Courtesy photo The Blair County Conservation District held its first "Paint to Drip" session June 8 at the Providence Presbyterian Church in Altoona. Above are the finished products.

Repurposing rain water through the use of a water barrel offers a cascade of benefits according to area experts, and to encourage their use the Blair County Conserva-tion District presents three “Paint to Drip” sessions to turn nondescript plastic drums into works of art.

Local artist Sarah Vogel has donated her time to lead the painting portion of the workshops. Blair County Conservation District personnel explain how rain barrels influence water quality and how homeowners can help with stormwater runoff issues.

The first session featured a fruits and vegetables theme and was held June 8 at the Providence Presbyterian Church in Altoona.

Upcoming sessions will take place at the NatureWorksParks, Hollidaysburg, from 9 a.m. to about 1 p.m. July 10 with an Under the Sea theme; July 20, sunflower fields. The theme for July 24 is to be determined.

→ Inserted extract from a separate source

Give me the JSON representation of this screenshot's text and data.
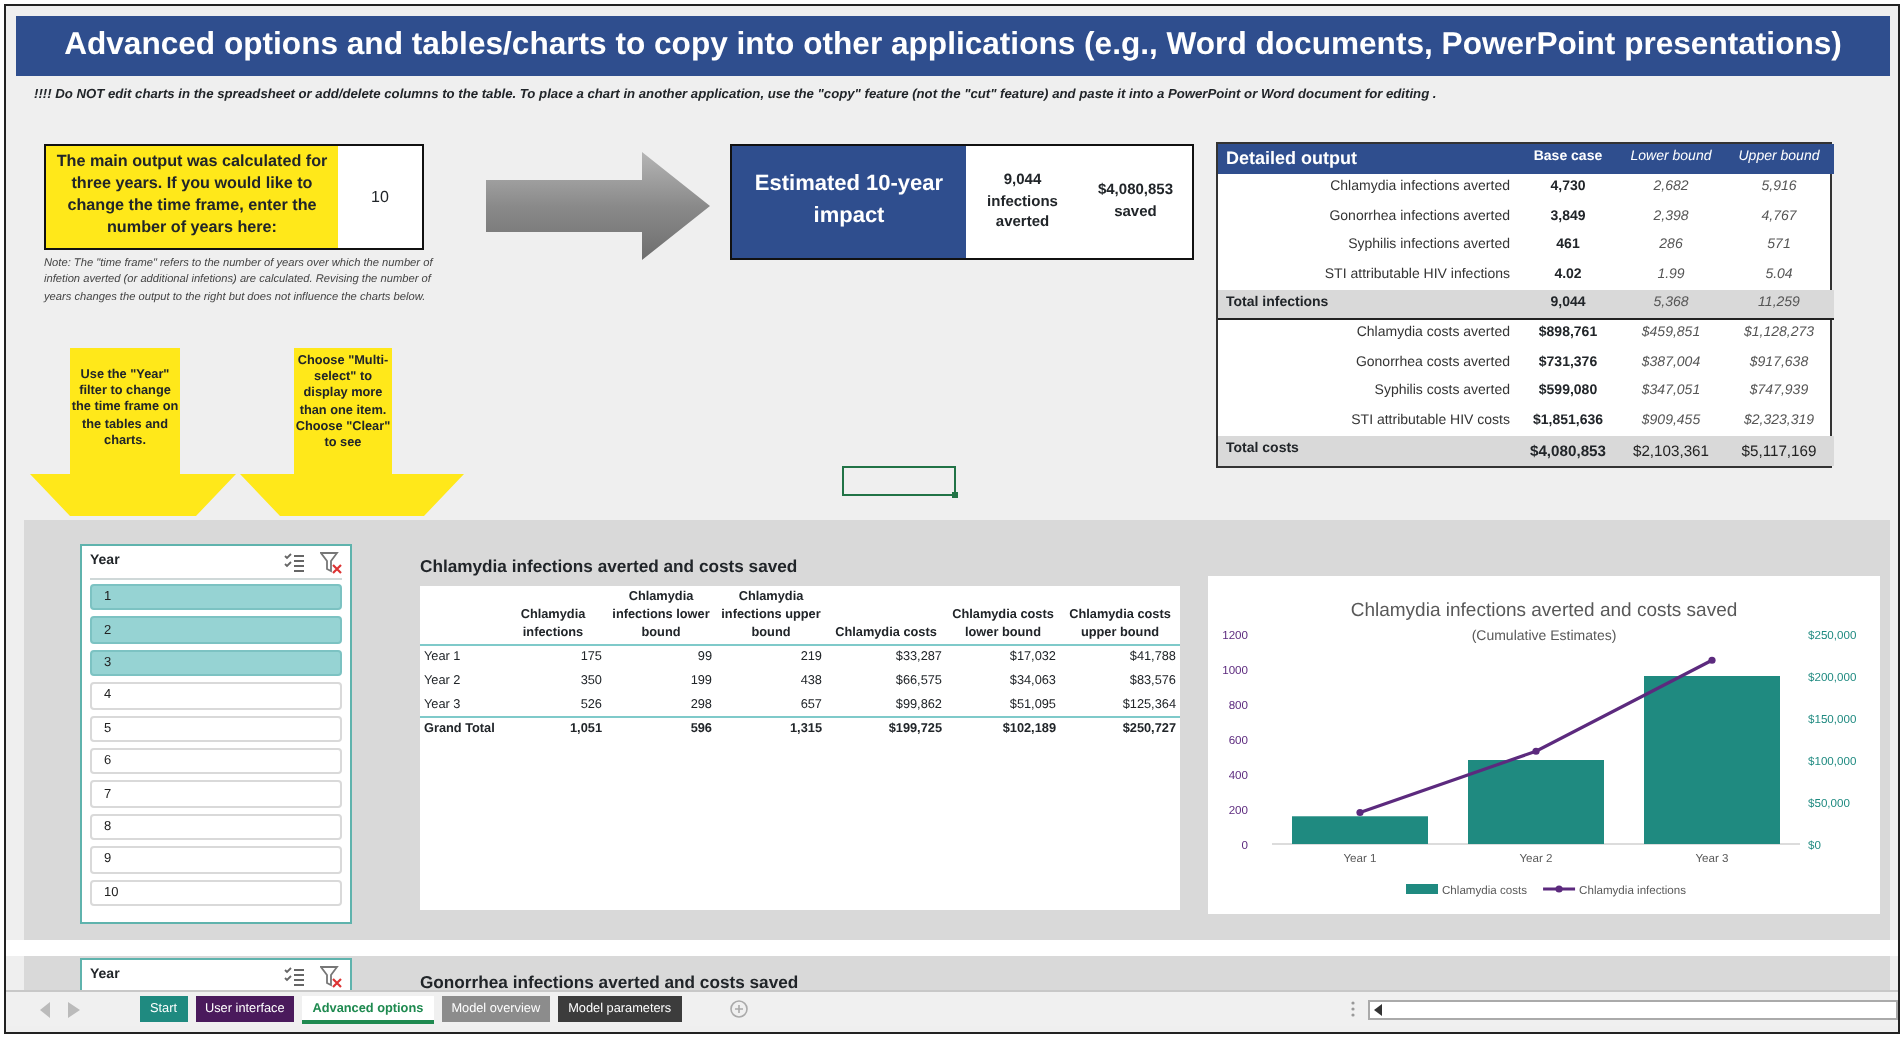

Registration is required. The cost is $35 per barrel with an additional $2 fee per attendee. Children under age 12 are free. Ten barrels are available per session and multiple people can work on one barrel due to the scope of the canvas.

Participants leave with a fully functioning painted rain barrel with a spout, overflow drain with hose, and a netted grate for bug control. If rain barrels aren’t dry when the session ends, storage will be available with designated pick up times.

The programs are made possible through a grant provided by Pennsylvania Partners in the Arts Project Stream. It’s the first time the county has received the grant, according to Chelsey Ergler, stormwater coordinator for the district. Each heavy-duty plastic drum holds 55 gallons. The drums were donated for reuse by DelGrosso’s in Tipton.

“The Paint to Drip workshops are set up like a freestyle paint party where the attendees will have an opportunity to paint their own rain barrels with some guidance and demonstrations provided by Sarah Vogel,” Ergler explained.

The painting session will be followed by refreshments and a learning session that will explain the importance and benefits of rain barrels.

Stormwater run off is a serious issue and the program goal is to capture residents’ interest, said agricultural ombudsman Beth Futrick, who works for the district throughout the state.

The district has been working with municipalities for the past several years to better control storm water run off and reduce pollution into the county’s 6,500 miles of streams.

While not suitable for consumption, the water collected in barrels is ideal for watering flower and vegetable gardens, especially in community gardens which may not have a nearby water supply. Additional uses include washing pets or vehicles. The water can be released into a bucket for those uses.

Rain barrels can be used after the final frost in the spring to the first frost in the fall — generally April to November, Futrick said.

For more information, call the conservation district at 696-0877, ext. 5; visit Facebook or the conservation office for more information.

Mirror Staff Writer Patt Keith is at 949-7030.